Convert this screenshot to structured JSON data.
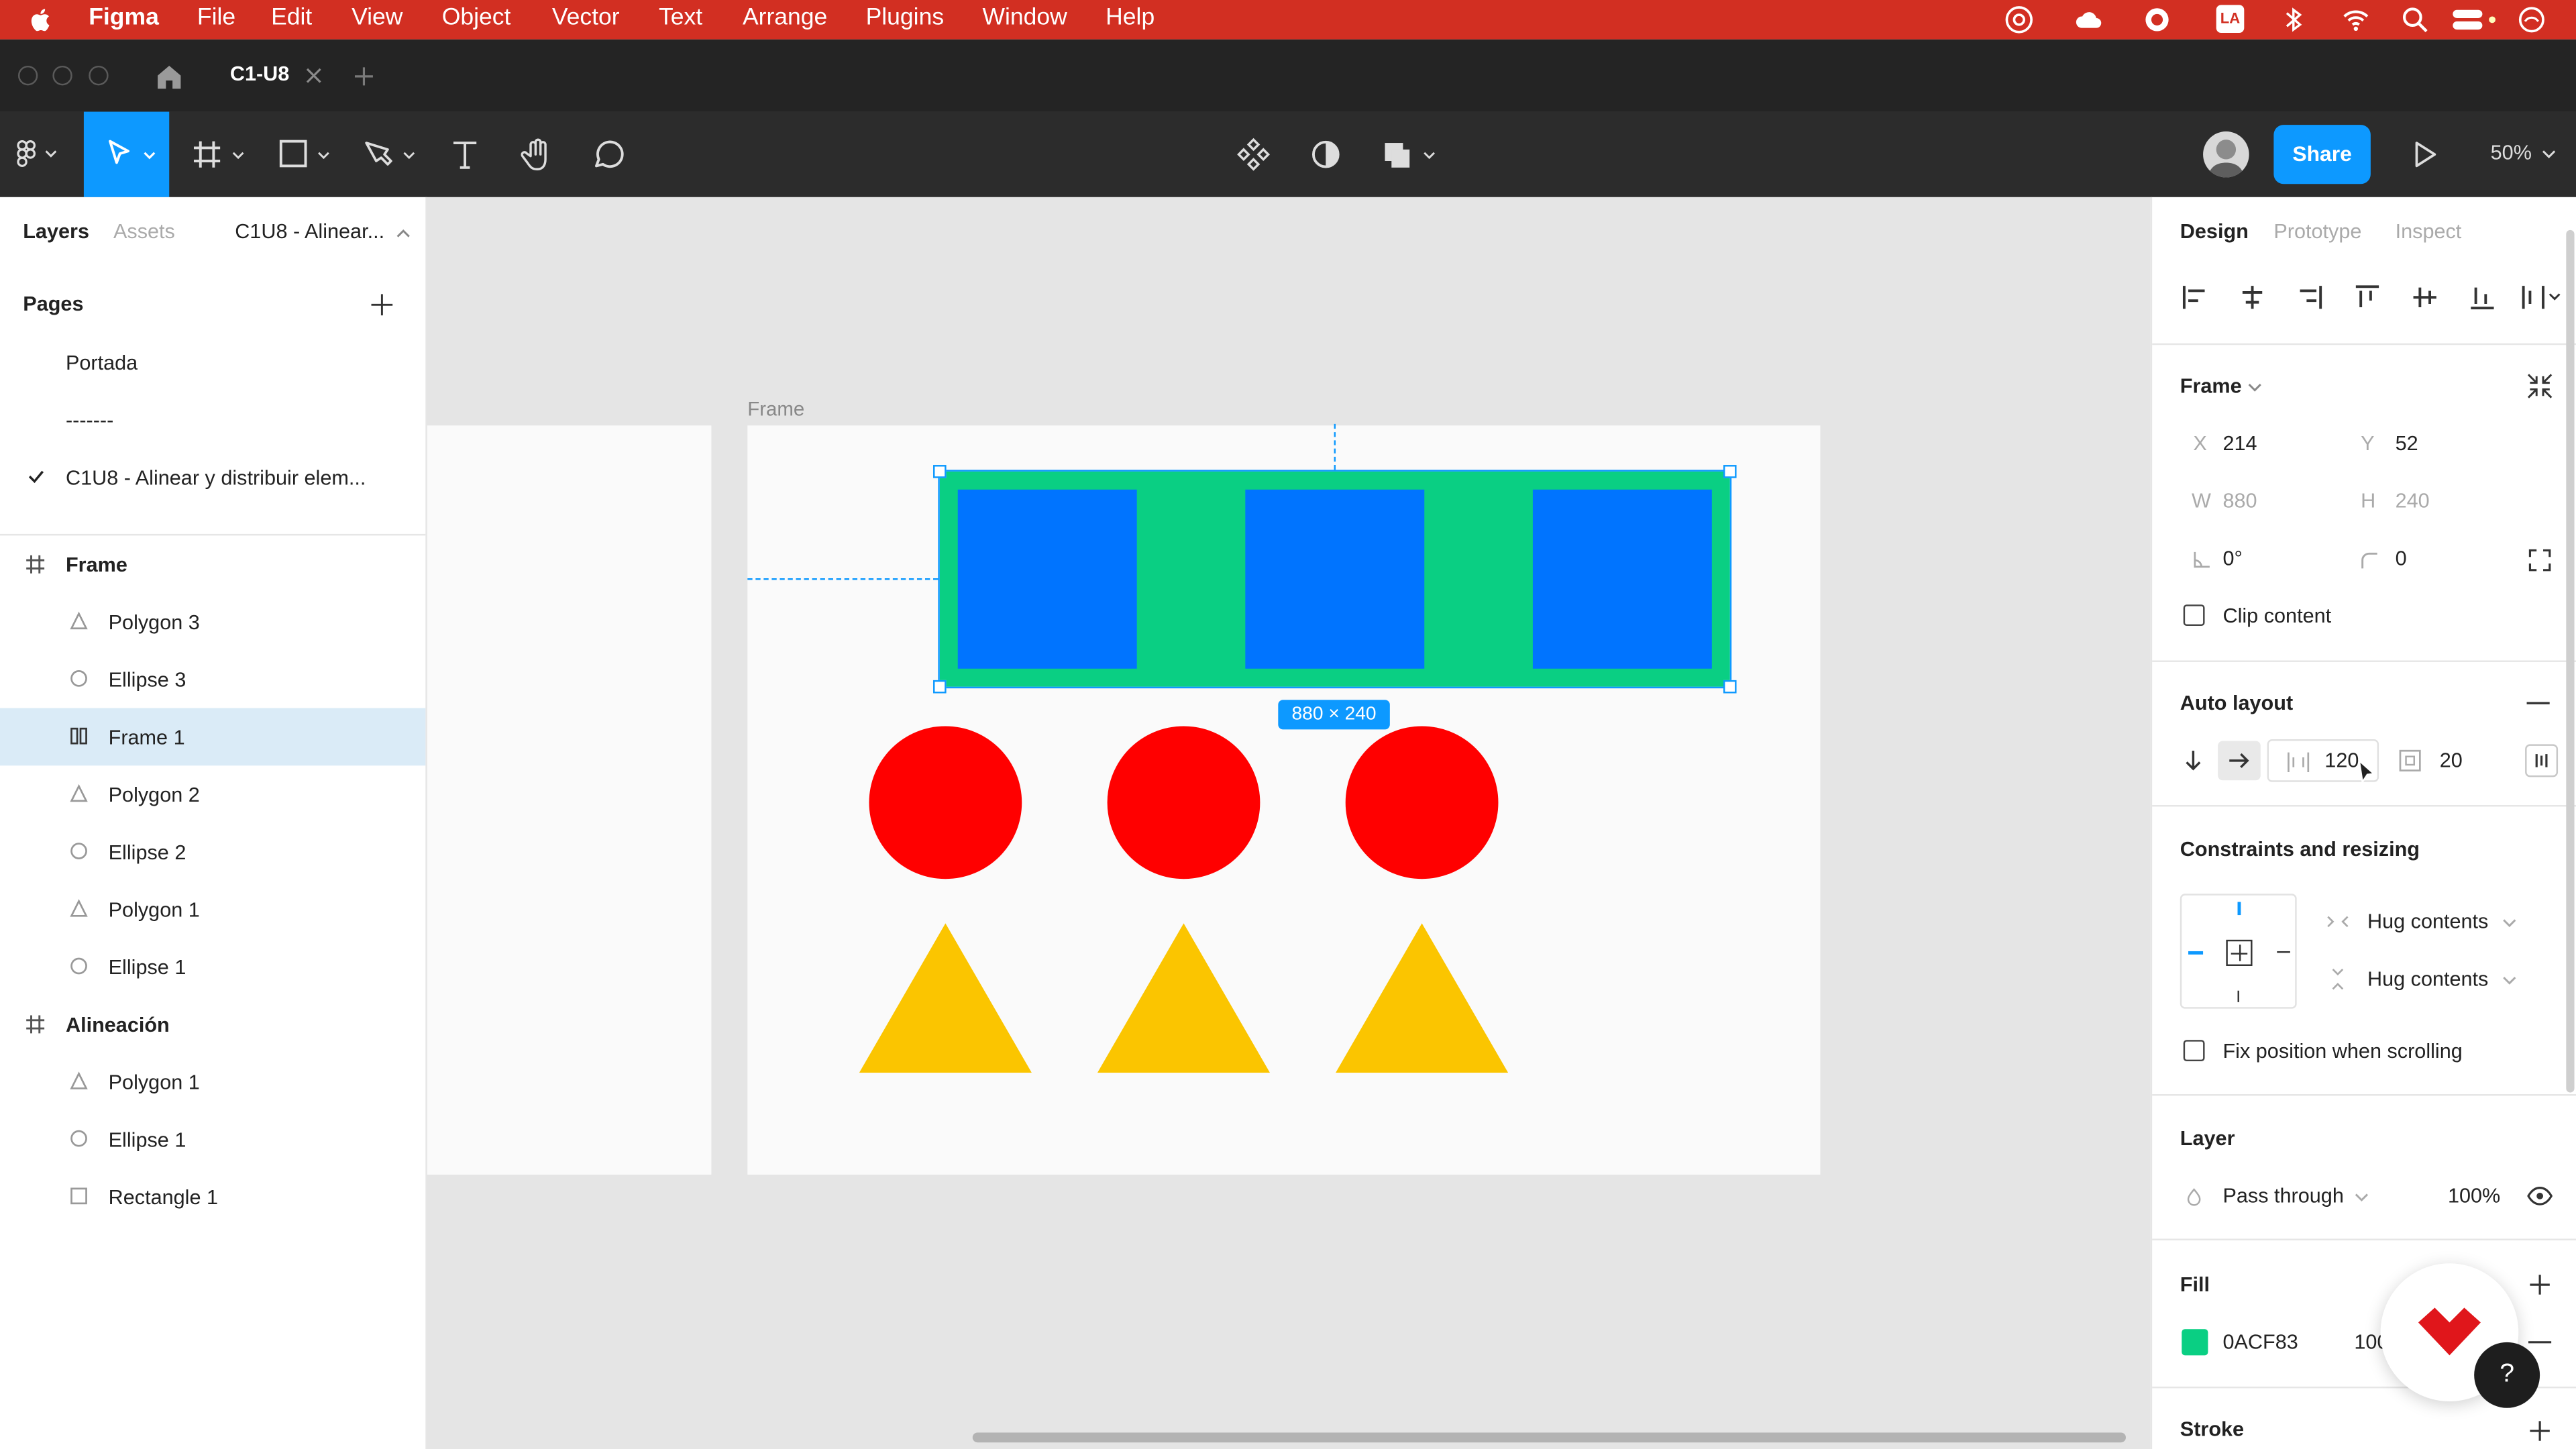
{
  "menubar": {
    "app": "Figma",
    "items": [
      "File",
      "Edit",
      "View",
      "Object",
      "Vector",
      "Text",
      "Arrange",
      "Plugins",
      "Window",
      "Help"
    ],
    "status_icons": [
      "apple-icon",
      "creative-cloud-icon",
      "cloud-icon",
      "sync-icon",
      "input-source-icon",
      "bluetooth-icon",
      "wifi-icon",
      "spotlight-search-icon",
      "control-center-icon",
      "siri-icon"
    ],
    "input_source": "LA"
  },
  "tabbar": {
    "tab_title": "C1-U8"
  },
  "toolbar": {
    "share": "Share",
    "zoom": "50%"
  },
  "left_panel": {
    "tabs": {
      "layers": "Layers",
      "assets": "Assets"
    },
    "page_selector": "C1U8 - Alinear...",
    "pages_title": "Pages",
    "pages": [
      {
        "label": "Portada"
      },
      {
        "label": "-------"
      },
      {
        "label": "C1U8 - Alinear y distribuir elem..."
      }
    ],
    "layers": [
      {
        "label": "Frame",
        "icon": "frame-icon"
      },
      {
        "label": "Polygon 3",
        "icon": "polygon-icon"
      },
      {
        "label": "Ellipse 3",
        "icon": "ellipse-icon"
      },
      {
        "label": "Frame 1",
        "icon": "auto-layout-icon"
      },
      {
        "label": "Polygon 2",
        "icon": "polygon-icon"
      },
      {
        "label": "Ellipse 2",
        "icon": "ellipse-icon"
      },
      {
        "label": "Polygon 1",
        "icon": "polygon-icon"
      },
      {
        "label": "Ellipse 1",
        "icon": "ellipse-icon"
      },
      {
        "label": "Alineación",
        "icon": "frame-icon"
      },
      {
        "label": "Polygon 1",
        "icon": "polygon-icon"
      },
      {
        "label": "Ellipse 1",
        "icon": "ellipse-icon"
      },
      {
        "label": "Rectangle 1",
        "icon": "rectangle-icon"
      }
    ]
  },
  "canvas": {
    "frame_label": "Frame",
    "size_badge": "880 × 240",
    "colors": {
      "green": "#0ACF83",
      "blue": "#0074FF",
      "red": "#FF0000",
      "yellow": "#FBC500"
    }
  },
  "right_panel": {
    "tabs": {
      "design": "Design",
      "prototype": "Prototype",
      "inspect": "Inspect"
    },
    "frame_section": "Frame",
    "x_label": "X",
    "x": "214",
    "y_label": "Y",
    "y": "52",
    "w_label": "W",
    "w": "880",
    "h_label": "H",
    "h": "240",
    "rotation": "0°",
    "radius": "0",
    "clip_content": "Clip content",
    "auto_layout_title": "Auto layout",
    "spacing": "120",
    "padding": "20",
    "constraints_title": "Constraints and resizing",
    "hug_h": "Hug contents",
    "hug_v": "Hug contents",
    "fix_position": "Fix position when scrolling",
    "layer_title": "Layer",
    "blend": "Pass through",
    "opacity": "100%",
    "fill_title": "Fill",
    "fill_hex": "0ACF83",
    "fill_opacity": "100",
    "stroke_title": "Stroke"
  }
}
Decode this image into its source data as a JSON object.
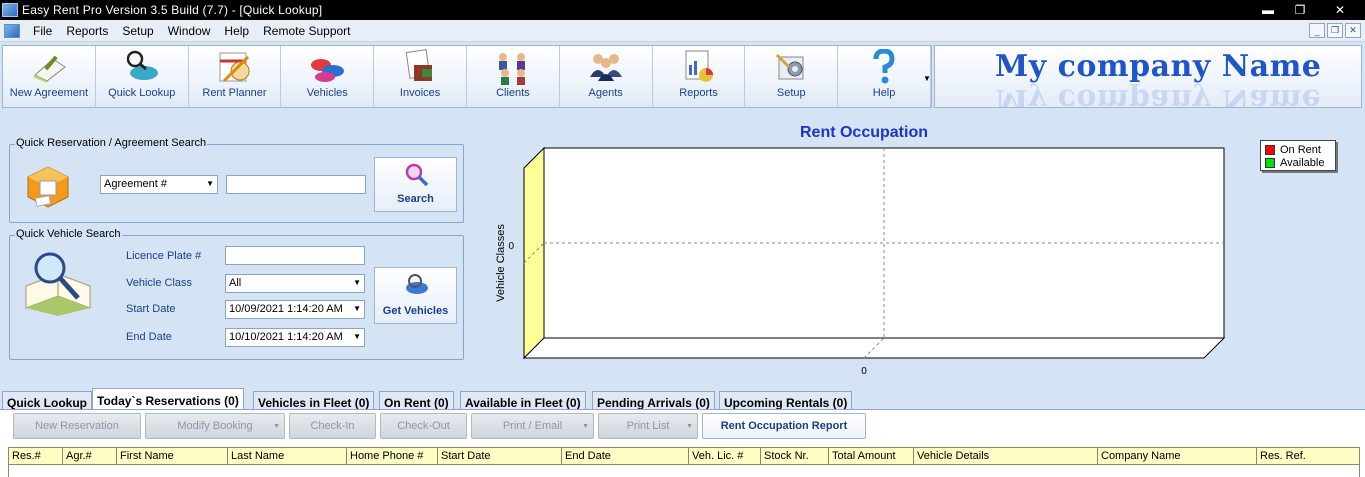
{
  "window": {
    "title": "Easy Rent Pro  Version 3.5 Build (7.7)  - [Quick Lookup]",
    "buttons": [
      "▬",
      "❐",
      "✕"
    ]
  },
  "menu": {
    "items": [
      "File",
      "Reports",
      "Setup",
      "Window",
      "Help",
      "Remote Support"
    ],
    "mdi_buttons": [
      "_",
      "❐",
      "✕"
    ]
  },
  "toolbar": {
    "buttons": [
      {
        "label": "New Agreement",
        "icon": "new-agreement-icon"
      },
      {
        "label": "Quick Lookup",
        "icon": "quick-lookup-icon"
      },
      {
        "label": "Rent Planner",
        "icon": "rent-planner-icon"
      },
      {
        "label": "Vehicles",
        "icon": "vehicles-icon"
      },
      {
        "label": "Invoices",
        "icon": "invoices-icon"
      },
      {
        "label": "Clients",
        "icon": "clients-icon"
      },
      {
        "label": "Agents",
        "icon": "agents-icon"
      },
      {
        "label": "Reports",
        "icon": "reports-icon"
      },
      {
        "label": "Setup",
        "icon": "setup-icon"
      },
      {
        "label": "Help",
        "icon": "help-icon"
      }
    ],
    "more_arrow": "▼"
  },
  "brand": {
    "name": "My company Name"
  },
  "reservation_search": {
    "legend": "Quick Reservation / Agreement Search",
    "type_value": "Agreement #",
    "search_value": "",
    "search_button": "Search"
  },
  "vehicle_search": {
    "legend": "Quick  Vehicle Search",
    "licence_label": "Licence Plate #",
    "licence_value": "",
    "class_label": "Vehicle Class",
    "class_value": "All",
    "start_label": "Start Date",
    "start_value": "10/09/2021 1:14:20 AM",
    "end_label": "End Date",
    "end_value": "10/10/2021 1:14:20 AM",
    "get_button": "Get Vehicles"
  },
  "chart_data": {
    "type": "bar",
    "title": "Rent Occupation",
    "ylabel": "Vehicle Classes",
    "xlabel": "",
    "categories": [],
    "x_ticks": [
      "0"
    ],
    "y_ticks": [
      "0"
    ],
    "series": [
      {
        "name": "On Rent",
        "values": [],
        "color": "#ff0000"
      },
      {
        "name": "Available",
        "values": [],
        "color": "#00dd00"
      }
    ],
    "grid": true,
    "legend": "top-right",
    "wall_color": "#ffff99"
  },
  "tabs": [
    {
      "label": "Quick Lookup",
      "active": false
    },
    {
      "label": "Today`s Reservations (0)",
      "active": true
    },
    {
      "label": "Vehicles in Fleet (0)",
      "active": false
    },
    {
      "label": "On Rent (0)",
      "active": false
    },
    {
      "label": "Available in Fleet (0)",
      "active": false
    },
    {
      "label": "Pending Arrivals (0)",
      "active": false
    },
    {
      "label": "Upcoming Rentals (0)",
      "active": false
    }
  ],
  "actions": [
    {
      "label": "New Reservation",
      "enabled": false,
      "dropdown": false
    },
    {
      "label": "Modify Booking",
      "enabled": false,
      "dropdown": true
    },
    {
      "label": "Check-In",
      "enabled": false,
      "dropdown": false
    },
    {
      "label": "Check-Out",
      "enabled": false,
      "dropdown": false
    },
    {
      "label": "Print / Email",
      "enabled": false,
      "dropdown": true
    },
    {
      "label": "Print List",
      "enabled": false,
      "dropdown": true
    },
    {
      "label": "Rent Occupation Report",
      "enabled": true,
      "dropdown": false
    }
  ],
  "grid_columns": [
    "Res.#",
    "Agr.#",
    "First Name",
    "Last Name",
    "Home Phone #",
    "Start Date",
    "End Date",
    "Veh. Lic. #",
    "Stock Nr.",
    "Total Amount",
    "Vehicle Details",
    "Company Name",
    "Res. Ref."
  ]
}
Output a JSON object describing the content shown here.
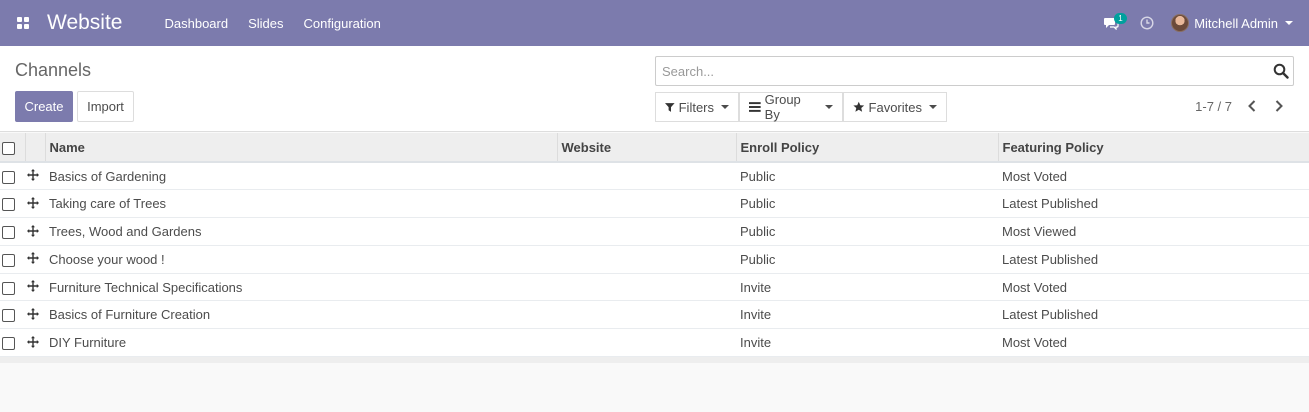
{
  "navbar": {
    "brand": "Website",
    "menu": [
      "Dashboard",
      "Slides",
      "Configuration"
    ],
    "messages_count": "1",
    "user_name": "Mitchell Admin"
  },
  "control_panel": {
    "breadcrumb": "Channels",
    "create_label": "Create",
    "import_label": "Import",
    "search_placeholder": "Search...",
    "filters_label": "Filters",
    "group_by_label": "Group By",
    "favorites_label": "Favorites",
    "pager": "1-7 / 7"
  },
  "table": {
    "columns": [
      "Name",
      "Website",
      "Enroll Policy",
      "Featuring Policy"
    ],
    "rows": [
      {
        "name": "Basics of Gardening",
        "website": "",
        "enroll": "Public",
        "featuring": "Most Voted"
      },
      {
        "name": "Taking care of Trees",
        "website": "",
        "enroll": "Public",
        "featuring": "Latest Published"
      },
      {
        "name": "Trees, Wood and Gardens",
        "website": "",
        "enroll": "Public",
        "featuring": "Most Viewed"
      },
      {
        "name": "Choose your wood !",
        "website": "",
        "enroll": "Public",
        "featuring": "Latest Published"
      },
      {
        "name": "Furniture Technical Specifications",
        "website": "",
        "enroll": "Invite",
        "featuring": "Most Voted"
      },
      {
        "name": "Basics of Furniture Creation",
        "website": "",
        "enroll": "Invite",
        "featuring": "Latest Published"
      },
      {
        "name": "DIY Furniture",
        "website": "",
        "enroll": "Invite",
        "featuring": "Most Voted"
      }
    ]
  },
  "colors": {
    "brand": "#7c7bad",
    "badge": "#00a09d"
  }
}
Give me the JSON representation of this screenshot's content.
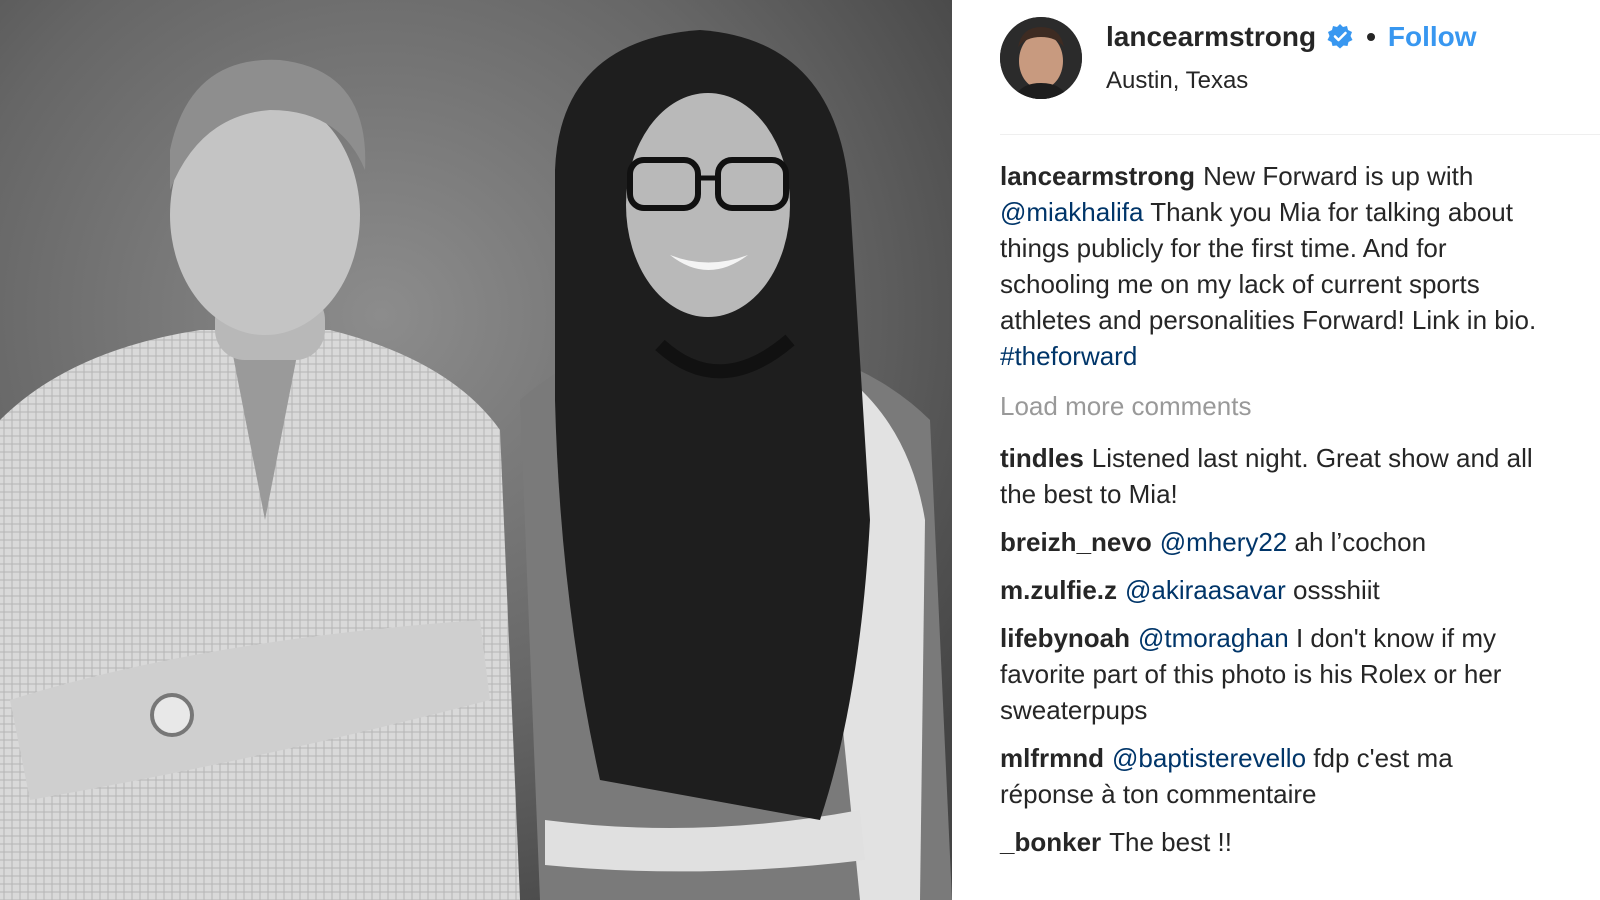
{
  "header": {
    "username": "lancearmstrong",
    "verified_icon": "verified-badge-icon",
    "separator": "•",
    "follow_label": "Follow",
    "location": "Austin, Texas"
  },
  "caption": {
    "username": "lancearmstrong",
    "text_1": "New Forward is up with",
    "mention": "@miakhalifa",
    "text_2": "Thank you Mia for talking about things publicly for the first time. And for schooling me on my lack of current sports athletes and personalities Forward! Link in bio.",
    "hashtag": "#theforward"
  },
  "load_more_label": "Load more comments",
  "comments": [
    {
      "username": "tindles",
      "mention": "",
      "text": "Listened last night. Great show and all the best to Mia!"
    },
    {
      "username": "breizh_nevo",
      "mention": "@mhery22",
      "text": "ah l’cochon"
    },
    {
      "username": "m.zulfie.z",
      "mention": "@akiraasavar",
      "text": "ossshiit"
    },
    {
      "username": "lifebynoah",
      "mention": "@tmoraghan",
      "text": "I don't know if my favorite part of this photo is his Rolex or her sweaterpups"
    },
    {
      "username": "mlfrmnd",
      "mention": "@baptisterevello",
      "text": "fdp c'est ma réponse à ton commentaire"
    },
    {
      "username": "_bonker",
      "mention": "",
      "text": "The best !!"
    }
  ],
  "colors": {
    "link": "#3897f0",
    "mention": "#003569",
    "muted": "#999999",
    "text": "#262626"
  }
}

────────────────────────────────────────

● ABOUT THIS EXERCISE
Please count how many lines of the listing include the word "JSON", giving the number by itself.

● SOLUTION BELOW
4